Tbe case of R. R. v. Mfg. Co., 166 N. C., 168, relied on by counsel for appellant, does not sustain bis position. That was a case in which tbe plaintiff railroad sought to condemn a right of way through a mill village owned by defendant. For reasons then appearing sufficient a majority of tbe Court thought that some of tbe evidence admitted was of a character too conjectural to be made tbe basis for estimating tbe damage, and in tbe opinion awarding a new trial for that reason tbe Court, among other things, said: “Tbe elements of damage are those only which arose from some physical interference with the property or some right appurtenant thereto.” Rut the Court did not mean here that there must be some physical entry on the property amounting to a physical trespass, but that the annoyances and inconveniences due and naturally to be expected in the operation of defendant’s trains which interfered directly with the proper enjoyment of the property on the part of the owner and for the purpose for which it was used would be a physical interference, within the meaning of the decision, whether this invasion of the owner’s rights should be on or above the surface, as in cases of jarring, smoke, cinders, noxious vapors, or otherwise. The new trial was granted, not because the smoke, cinders, jarring, etc., of a railroad train should not be considered, but because, as stated, certain evidence as to the effect of these things on the peculiar facts as presented in that case was too uncertain and remote and might have led to an award of damages entirely speculative.
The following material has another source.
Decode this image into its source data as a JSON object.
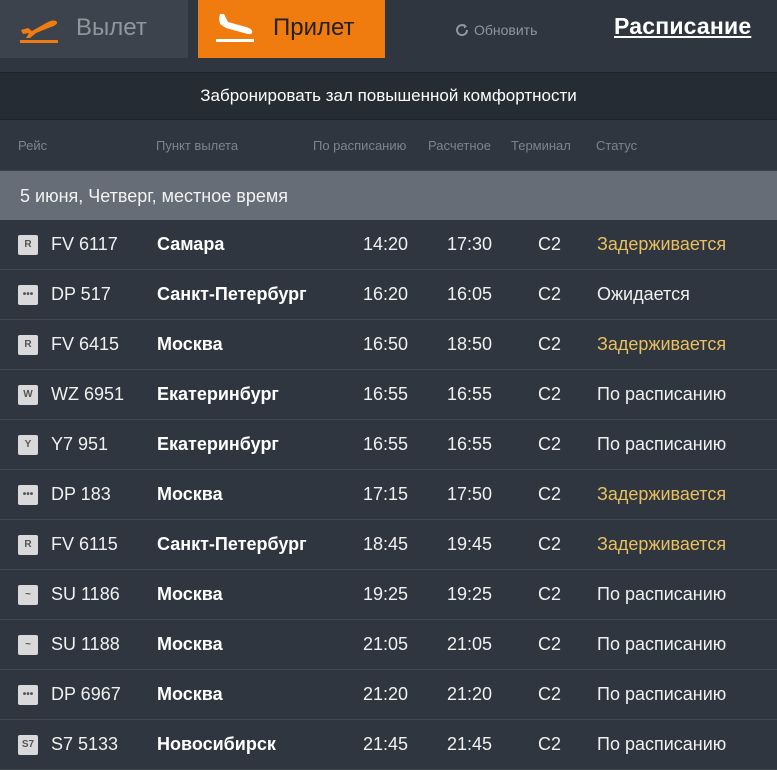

On the record we are of opinion that the present case has been correctly tried, and the judgment on the verdict is affirmed.